- [TASK OBJECTIVE] This exercise asks for every line of the material that includes the word "icon".

- [DATA FOR ANALYSIS]
──────────────────────────────

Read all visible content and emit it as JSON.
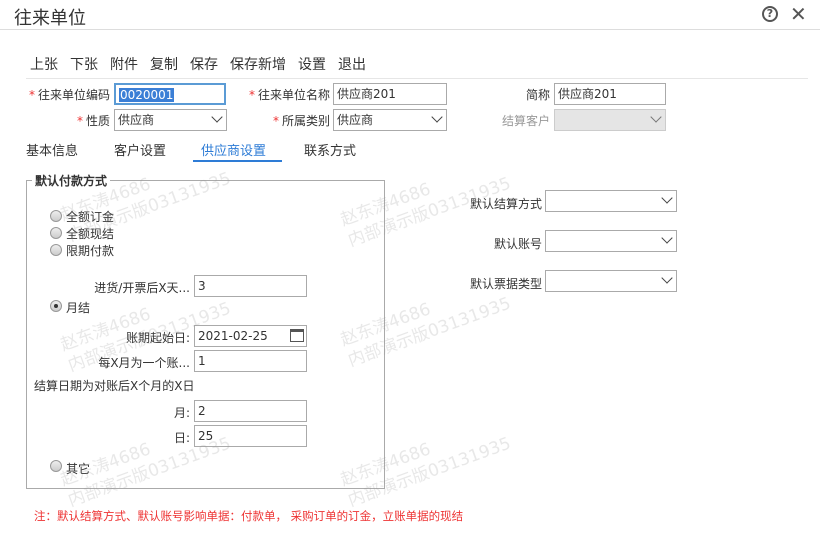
{
  "window": {
    "title": "往来单位",
    "help_icon": "help-circle-icon",
    "close_icon": "close-icon"
  },
  "toolbar": [
    "上张",
    "下张",
    "附件",
    "复制",
    "保存",
    "保存新增",
    "设置",
    "退出"
  ],
  "form": {
    "code_label": "往来单位编码",
    "code_value": "0020001",
    "name_label": "往来单位名称",
    "name_value": "供应商201",
    "short_label": "简称",
    "short_value": "供应商201",
    "nature_label": "性质",
    "nature_value": "供应商",
    "category_label": "所属类别",
    "category_value": "供应商",
    "settle_customer_label": "结算客户",
    "settle_customer_value": ""
  },
  "tabs": {
    "basic": "基本信息",
    "customer": "客户设置",
    "supplier": "供应商设置",
    "contact": "联系方式"
  },
  "payment": {
    "legend": "默认付款方式",
    "opt_full_order": "全额订金",
    "opt_full_cash": "全额现结",
    "opt_limited": "限期付款",
    "days_label": "进货/开票后X天...",
    "days_value": "3",
    "opt_monthly": "月结",
    "period_start_label": "账期起始日:",
    "period_start_value": "2021-02-25",
    "per_months_label": "每X月为一个账...",
    "per_months_value": "1",
    "settle_rule_text": "结算日期为对账后X个月的X日",
    "month_label": "月:",
    "month_value": "2",
    "day_label": "日:",
    "day_value": "25",
    "opt_other": "其它",
    "selected": "月结"
  },
  "right": {
    "settle_method_label": "默认结算方式",
    "settle_method_value": "",
    "account_label": "默认账号",
    "account_value": "",
    "bill_type_label": "默认票据类型",
    "bill_type_value": ""
  },
  "note": "注：默认结算方式、默认账号影响单据：付款单， 采购订单的订金，立账单据的现结",
  "watermark": {
    "line1": "赵东涛4686",
    "line2": "内部演示版03131935"
  },
  "colors": {
    "accent": "#2e7cd6",
    "required": "#e33333",
    "highlight": "#3b7fd6"
  }
}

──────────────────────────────

- [SOLUTION TO THE PROBLEM]
    "help_icon": "help-circle-icon",
    "close_icon": "close-icon"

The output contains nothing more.